- TASK TO CARRY OUT
Return the entries below in their exact form, leaving the pictures out.

- INFORMATION PROVIDED
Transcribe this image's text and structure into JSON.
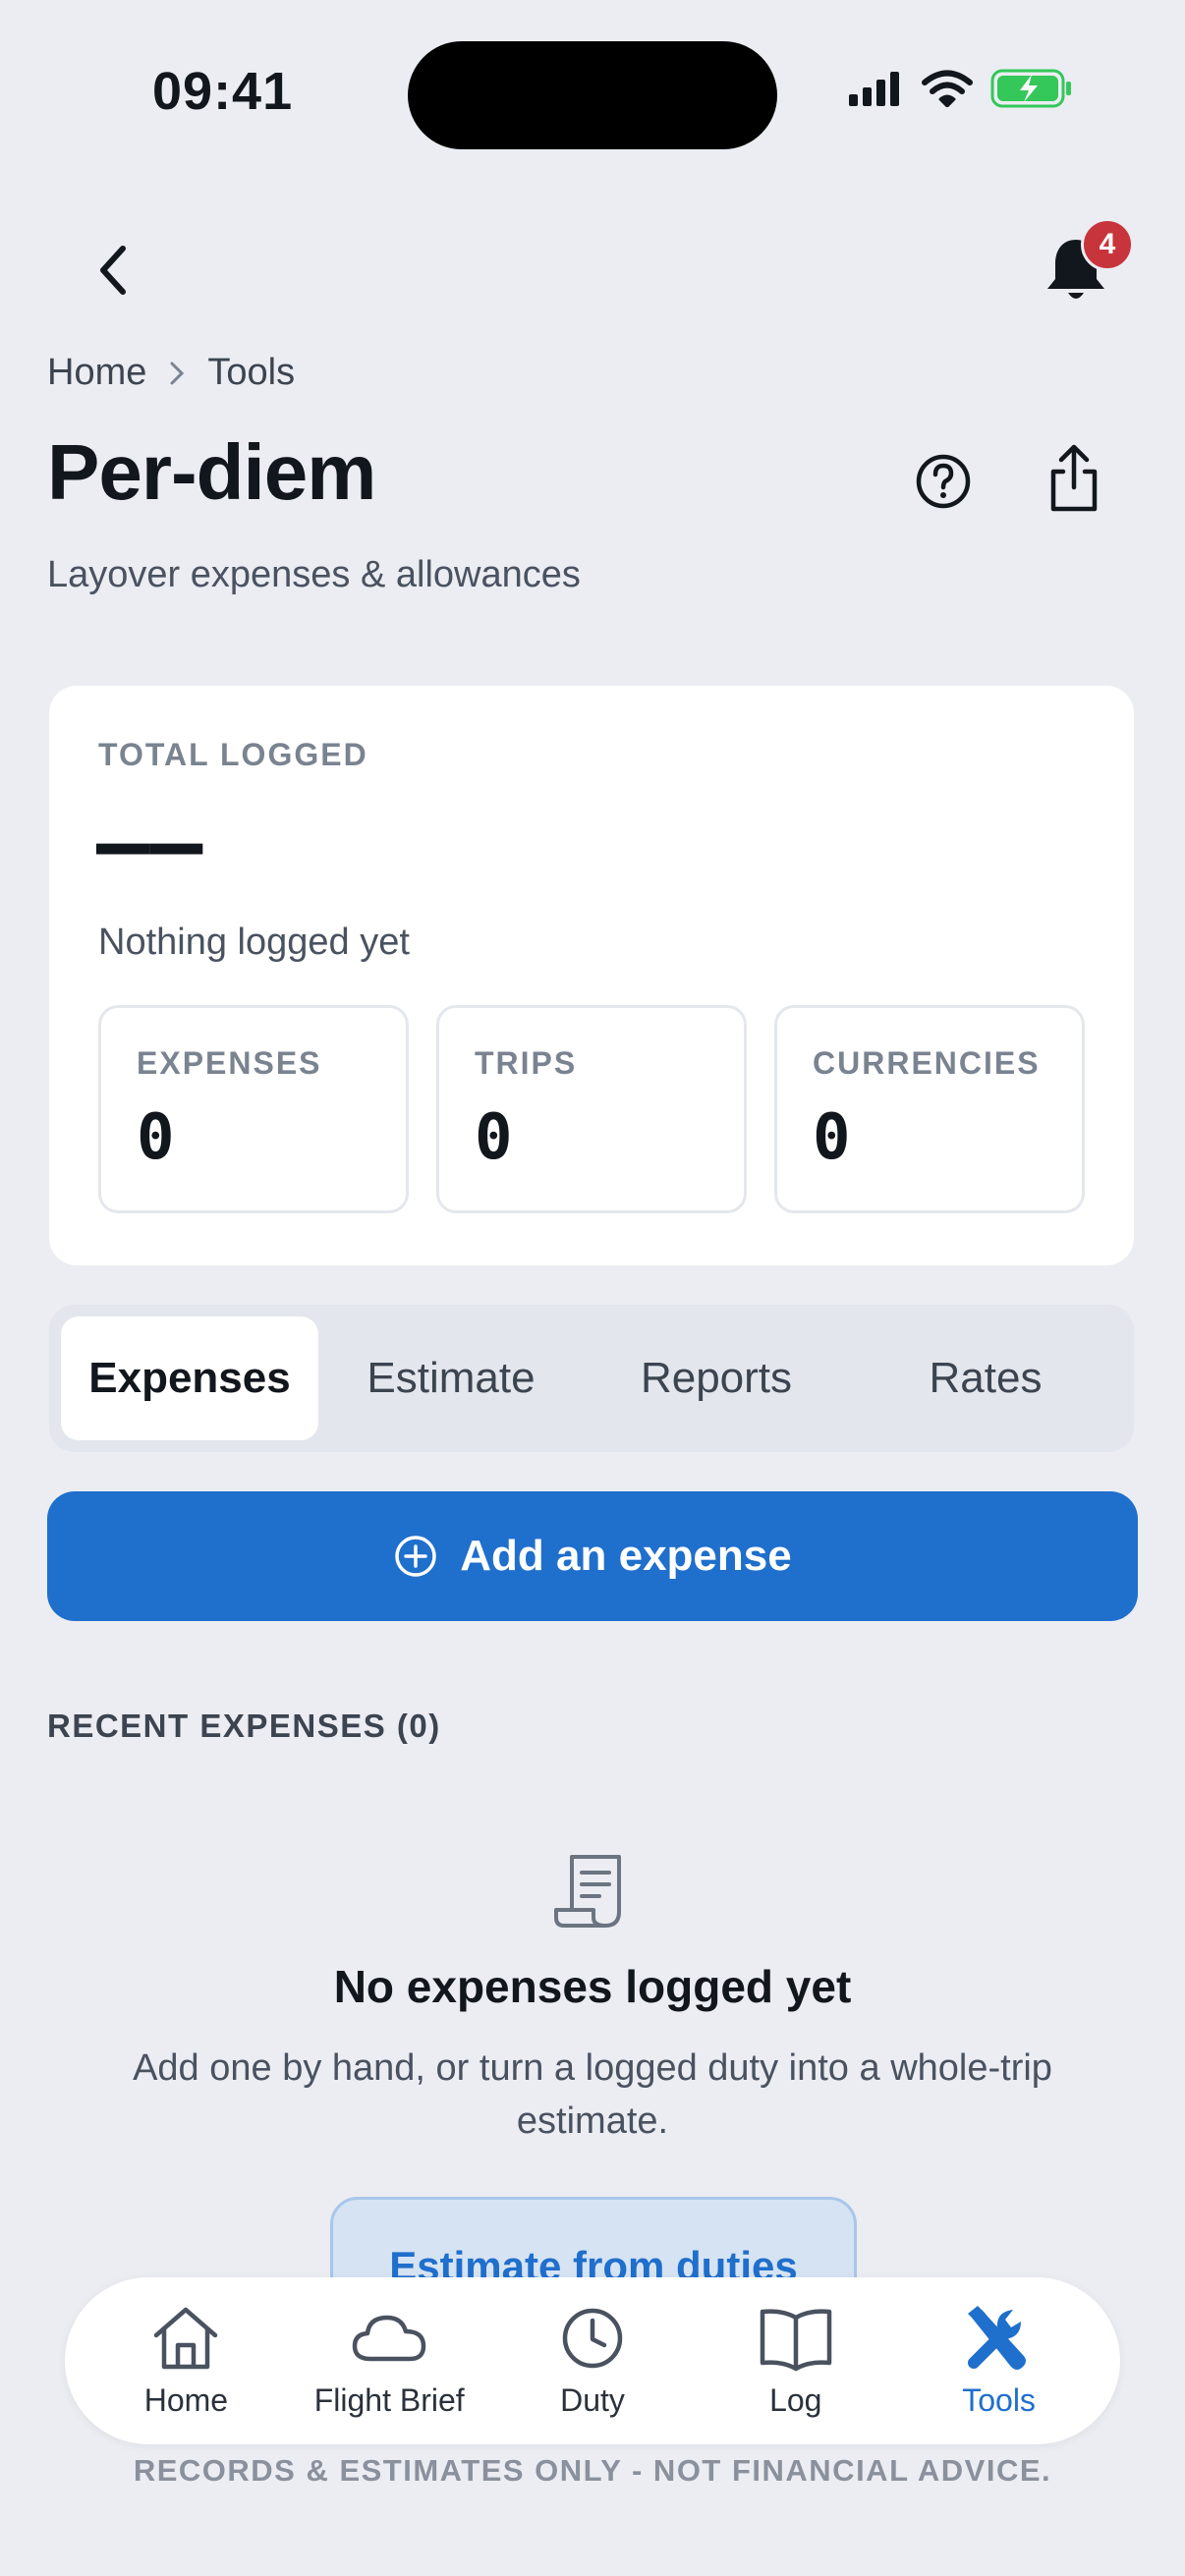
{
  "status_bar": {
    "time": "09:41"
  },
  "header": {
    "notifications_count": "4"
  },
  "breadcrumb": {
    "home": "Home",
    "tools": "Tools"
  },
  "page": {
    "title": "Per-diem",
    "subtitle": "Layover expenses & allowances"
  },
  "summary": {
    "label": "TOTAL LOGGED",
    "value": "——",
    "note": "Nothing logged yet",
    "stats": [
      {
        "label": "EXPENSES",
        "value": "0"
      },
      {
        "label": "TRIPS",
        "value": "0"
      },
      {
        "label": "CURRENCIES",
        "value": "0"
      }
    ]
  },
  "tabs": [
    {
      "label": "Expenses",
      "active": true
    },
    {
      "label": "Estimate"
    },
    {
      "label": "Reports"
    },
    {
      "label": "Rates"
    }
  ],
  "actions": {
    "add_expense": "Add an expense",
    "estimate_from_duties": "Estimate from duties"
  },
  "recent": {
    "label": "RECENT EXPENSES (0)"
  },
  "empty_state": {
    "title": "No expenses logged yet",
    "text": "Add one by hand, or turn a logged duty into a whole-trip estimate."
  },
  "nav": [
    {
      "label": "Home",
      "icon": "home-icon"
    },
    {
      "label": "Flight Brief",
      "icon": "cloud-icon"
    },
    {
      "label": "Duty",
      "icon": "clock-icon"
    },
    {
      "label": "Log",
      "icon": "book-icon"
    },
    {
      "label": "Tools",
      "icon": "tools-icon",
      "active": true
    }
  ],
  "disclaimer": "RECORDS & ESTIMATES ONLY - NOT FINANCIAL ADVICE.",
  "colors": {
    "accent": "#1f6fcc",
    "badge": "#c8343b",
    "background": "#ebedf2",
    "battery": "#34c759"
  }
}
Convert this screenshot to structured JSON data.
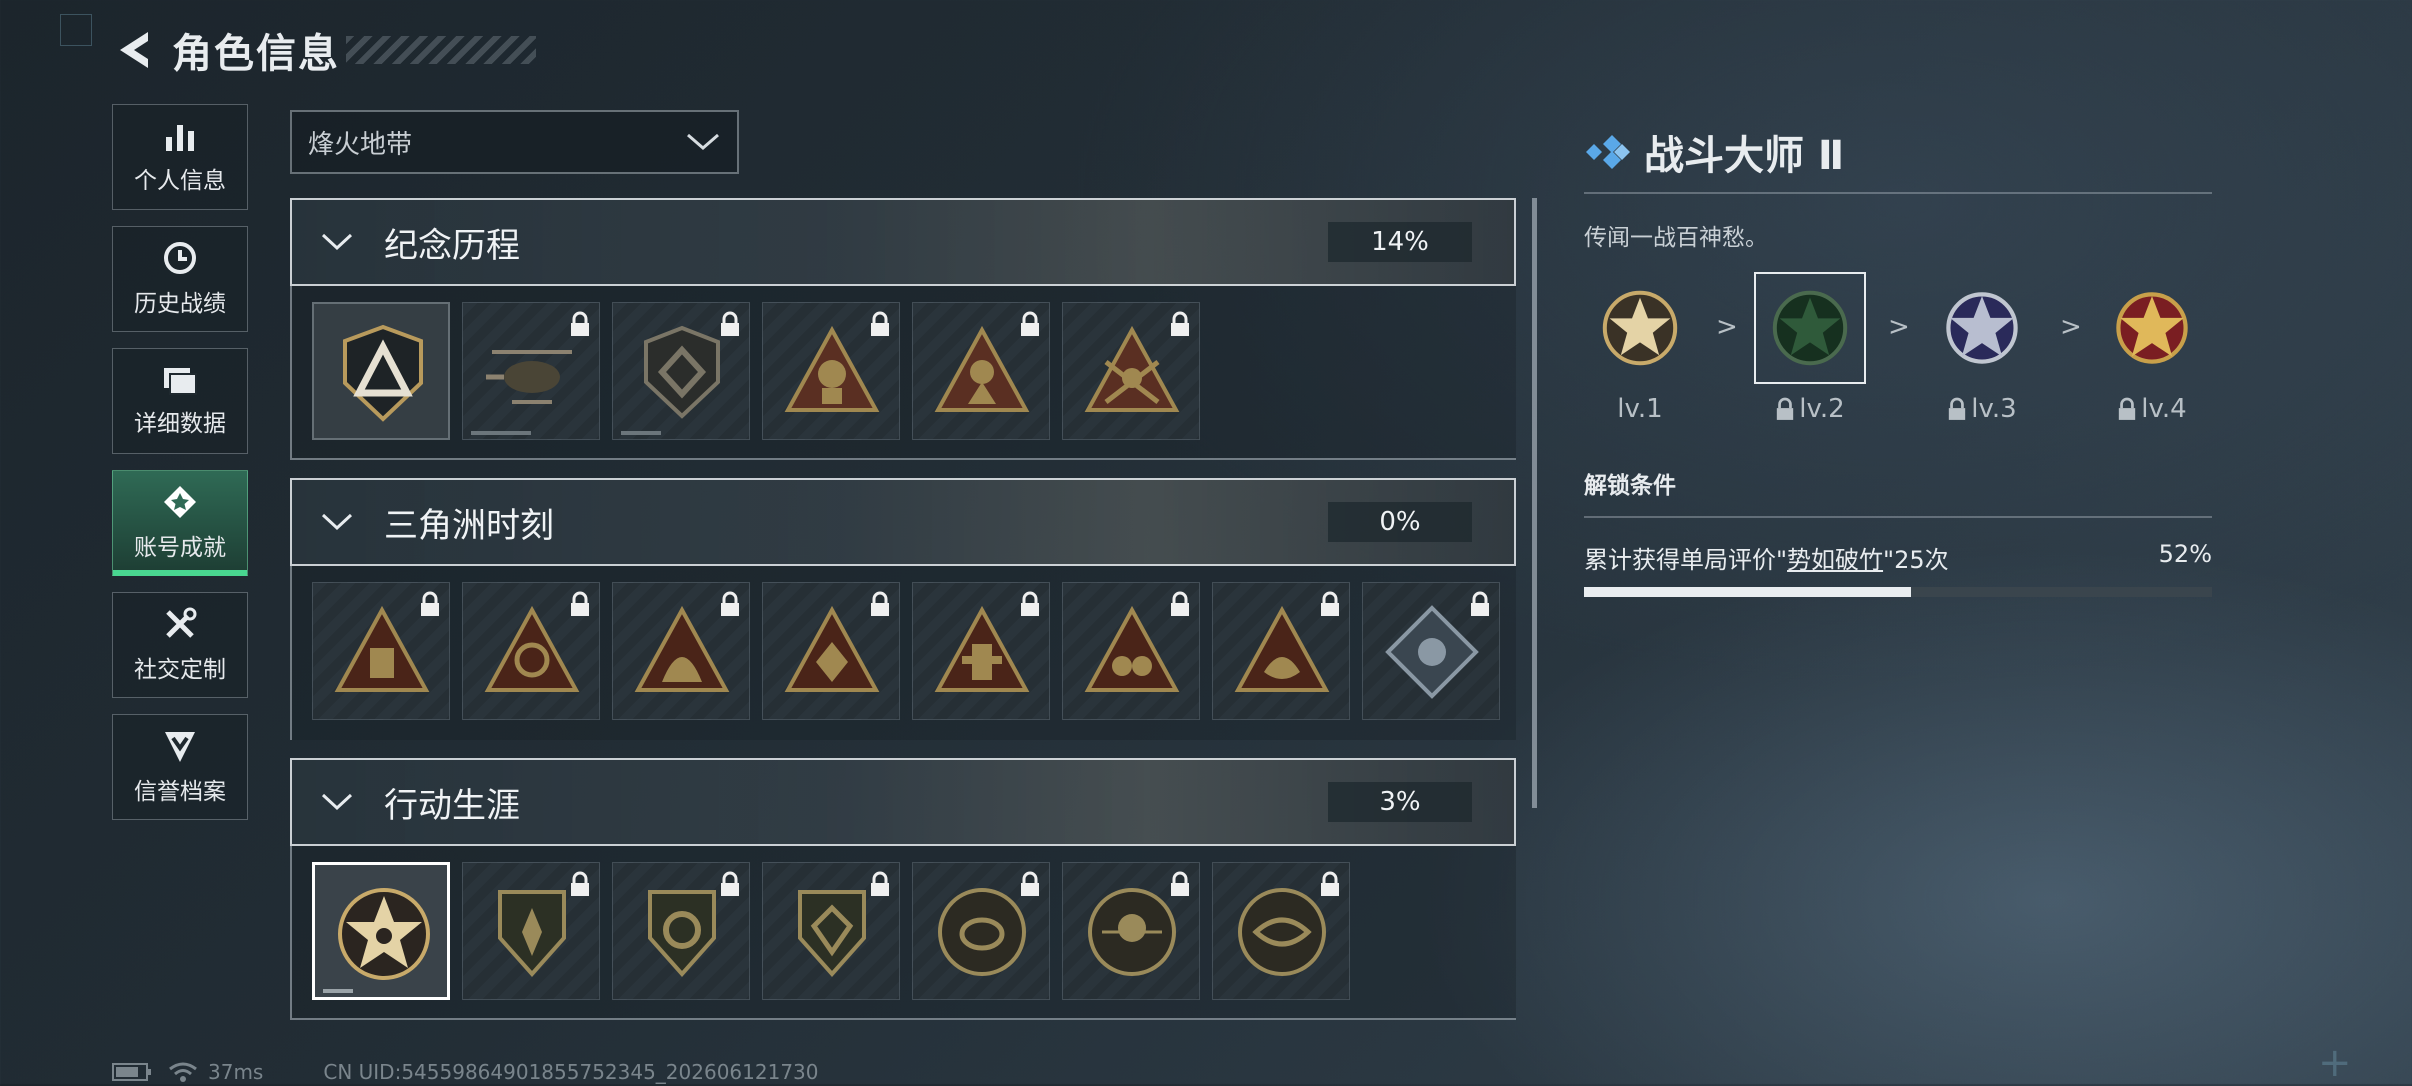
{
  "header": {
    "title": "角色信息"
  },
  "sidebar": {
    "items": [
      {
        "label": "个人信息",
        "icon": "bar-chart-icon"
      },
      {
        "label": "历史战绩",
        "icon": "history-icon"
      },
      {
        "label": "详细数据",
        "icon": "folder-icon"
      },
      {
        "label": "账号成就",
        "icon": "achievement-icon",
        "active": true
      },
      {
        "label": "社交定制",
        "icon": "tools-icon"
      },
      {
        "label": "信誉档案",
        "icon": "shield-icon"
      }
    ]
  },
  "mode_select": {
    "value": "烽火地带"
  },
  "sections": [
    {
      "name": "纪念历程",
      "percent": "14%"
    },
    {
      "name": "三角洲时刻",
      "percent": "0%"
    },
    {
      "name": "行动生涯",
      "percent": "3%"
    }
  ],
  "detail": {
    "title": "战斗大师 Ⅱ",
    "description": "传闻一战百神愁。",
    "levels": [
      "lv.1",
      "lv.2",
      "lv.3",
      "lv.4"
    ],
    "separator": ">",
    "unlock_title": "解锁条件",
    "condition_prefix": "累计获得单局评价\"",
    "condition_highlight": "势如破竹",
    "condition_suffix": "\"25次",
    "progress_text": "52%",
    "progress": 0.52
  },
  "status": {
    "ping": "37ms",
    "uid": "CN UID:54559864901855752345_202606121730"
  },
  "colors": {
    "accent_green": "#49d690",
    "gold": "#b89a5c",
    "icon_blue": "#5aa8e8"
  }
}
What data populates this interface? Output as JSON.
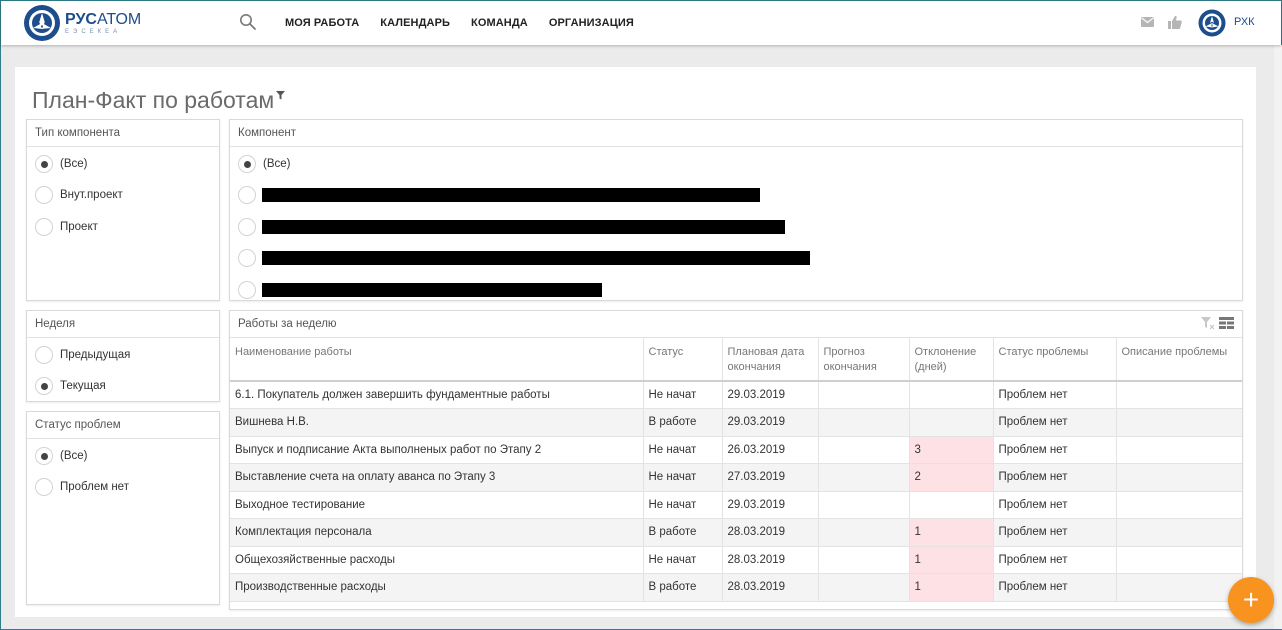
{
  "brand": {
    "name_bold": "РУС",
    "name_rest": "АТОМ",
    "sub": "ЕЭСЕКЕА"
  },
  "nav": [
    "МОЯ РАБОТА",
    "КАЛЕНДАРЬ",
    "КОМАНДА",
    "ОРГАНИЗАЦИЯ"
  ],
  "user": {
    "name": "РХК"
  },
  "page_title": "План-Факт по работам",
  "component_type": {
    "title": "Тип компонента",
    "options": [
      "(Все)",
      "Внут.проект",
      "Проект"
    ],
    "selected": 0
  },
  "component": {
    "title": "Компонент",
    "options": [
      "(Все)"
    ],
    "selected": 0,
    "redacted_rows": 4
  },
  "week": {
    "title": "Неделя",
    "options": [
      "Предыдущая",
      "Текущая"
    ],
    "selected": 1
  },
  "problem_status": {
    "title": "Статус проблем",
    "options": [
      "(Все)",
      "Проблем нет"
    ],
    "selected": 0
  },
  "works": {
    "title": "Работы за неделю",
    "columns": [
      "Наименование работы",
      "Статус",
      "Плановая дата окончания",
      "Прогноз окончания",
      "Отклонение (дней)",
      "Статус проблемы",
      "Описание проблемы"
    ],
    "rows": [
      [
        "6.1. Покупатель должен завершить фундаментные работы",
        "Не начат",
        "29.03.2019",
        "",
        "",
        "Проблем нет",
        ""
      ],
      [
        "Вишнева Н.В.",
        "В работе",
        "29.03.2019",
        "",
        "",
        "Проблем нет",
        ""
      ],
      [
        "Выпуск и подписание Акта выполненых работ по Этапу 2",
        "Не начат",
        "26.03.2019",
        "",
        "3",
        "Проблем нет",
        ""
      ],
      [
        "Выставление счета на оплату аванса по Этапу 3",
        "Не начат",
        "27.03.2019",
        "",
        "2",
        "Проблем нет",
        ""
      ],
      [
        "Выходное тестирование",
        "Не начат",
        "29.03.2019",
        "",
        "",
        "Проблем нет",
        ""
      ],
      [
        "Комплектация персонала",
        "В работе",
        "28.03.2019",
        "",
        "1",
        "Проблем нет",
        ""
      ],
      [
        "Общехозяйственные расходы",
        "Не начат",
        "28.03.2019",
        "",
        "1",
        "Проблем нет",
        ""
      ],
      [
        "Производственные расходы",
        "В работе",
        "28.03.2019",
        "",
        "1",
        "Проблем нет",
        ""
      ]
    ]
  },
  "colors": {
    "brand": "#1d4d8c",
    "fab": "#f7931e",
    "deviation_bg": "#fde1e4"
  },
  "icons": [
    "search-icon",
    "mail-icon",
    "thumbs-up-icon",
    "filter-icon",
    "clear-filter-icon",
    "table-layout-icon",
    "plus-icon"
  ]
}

- SOLUTION
Transcribe this image's text and structure into JSON.
{
  "status_bar": {
    "time": "09:41"
  },
  "header": {
    "notifications_count": "4"
  },
  "breadcrumb": {
    "home": "Home",
    "tools": "Tools"
  },
  "page": {
    "title": "Per-diem",
    "subtitle": "Layover expenses & allowances"
  },
  "summary": {
    "label": "TOTAL LOGGED",
    "value": "——",
    "note": "Nothing logged yet",
    "stats": [
      {
        "label": "EXPENSES",
        "value": "0"
      },
      {
        "label": "TRIPS",
        "value": "0"
      },
      {
        "label": "CURRENCIES",
        "value": "0"
      }
    ]
  },
  "tabs": [
    {
      "label": "Expenses",
      "active": true
    },
    {
      "label": "Estimate"
    },
    {
      "label": "Reports"
    },
    {
      "label": "Rates"
    }
  ],
  "actions": {
    "add_expense": "Add an expense",
    "estimate_from_duties": "Estimate from duties"
  },
  "recent": {
    "label": "RECENT EXPENSES (0)"
  },
  "empty_state": {
    "title": "No expenses logged yet",
    "text": "Add one by hand, or turn a logged duty into a whole-trip estimate."
  },
  "nav": [
    {
      "label": "Home",
      "icon": "home-icon"
    },
    {
      "label": "Flight Brief",
      "icon": "cloud-icon"
    },
    {
      "label": "Duty",
      "icon": "clock-icon"
    },
    {
      "label": "Log",
      "icon": "book-icon"
    },
    {
      "label": "Tools",
      "icon": "tools-icon",
      "active": true
    }
  ],
  "disclaimer": "RECORDS & ESTIMATES ONLY - NOT FINANCIAL ADVICE.",
  "colors": {
    "accent": "#1f6fcc",
    "badge": "#c8343b",
    "background": "#ebedf2",
    "battery": "#34c759"
  }
}
Convert this screenshot to structured JSON data.
{
  "header": {
    "title": "角色信息"
  },
  "sidebar": {
    "items": [
      {
        "label": "个人信息",
        "icon": "bar-chart-icon"
      },
      {
        "label": "历史战绩",
        "icon": "history-icon"
      },
      {
        "label": "详细数据",
        "icon": "folder-icon"
      },
      {
        "label": "账号成就",
        "icon": "achievement-icon",
        "active": true
      },
      {
        "label": "社交定制",
        "icon": "tools-icon"
      },
      {
        "label": "信誉档案",
        "icon": "shield-icon"
      }
    ]
  },
  "mode_select": {
    "value": "烽火地带"
  },
  "sections": [
    {
      "name": "纪念历程",
      "percent": "14%"
    },
    {
      "name": "三角洲时刻",
      "percent": "0%"
    },
    {
      "name": "行动生涯",
      "percent": "3%"
    }
  ],
  "detail": {
    "title": "战斗大师 Ⅱ",
    "description": "传闻一战百神愁。",
    "levels": [
      "lv.1",
      "lv.2",
      "lv.3",
      "lv.4"
    ],
    "separator": ">",
    "unlock_title": "解锁条件",
    "condition_prefix": "累计获得单局评价\"",
    "condition_highlight": "势如破竹",
    "condition_suffix": "\"25次",
    "progress_text": "52%",
    "progress": 0.52
  },
  "status": {
    "ping": "37ms",
    "uid": "CN UID:54559864901855752345_202606121730"
  },
  "colors": {
    "accent_green": "#49d690",
    "gold": "#b89a5c",
    "icon_blue": "#5aa8e8"
  }
}
What data populates this interface? Output as JSON.
{
  "brand": {
    "name_bold": "РУС",
    "name_rest": "АТОМ",
    "sub": "ЕЭСЕКЕА"
  },
  "nav": [
    "МОЯ РАБОТА",
    "КАЛЕНДАРЬ",
    "КОМАНДА",
    "ОРГАНИЗАЦИЯ"
  ],
  "user": {
    "name": "РХК"
  },
  "page_title": "План-Факт по работам",
  "component_type": {
    "title": "Тип компонента",
    "options": [
      "(Все)",
      "Внут.проект",
      "Проект"
    ],
    "selected": 0
  },
  "component": {
    "title": "Компонент",
    "options": [
      "(Все)"
    ],
    "selected": 0,
    "redacted_rows": 4
  },
  "week": {
    "title": "Неделя",
    "options": [
      "Предыдущая",
      "Текущая"
    ],
    "selected": 1
  },
  "problem_status": {
    "title": "Статус проблем",
    "options": [
      "(Все)",
      "Проблем нет"
    ],
    "selected": 0
  },
  "works": {
    "title": "Работы за неделю",
    "columns": [
      "Наименование работы",
      "Статус",
      "Плановая дата окончания",
      "Прогноз окончания",
      "Отклонение (дней)",
      "Статус проблемы",
      "Описание проблемы"
    ],
    "rows": [
      [
        "6.1. Покупатель должен завершить фундаментные работы",
        "Не начат",
        "29.03.2019",
        "",
        "",
        "Проблем нет",
        ""
      ],
      [
        "Вишнева Н.В.",
        "В работе",
        "29.03.2019",
        "",
        "",
        "Проблем нет",
        ""
      ],
      [
        "Выпуск и подписание Акта выполненых работ по Этапу 2",
        "Не начат",
        "26.03.2019",
        "",
        "3",
        "Проблем нет",
        ""
      ],
      [
        "Выставление счета на оплату аванса по Этапу 3",
        "Не начат",
        "27.03.2019",
        "",
        "2",
        "Проблем нет",
        ""
      ],
      [
        "Выходное тестирование",
        "Не начат",
        "29.03.2019",
        "",
        "",
        "Проблем нет",
        ""
      ],
      [
        "Комплектация персонала",
        "В работе",
        "28.03.2019",
        "",
        "1",
        "Проблем нет",
        ""
      ],
      [
        "Общехозяйственные расходы",
        "Не начат",
        "28.03.2019",
        "",
        "1",
        "Проблем нет",
        ""
      ],
      [
        "Производственные расходы",
        "В работе",
        "28.03.2019",
        "",
        "1",
        "Проблем нет",
        ""
      ]
    ]
  },
  "colors": {
    "brand": "#1d4d8c",
    "fab": "#f7931e",
    "deviation_bg": "#fde1e4"
  },
  "icons": [
    "search-icon",
    "mail-icon",
    "thumbs-up-icon",
    "filter-icon",
    "clear-filter-icon",
    "table-layout-icon",
    "plus-icon"
  ]
}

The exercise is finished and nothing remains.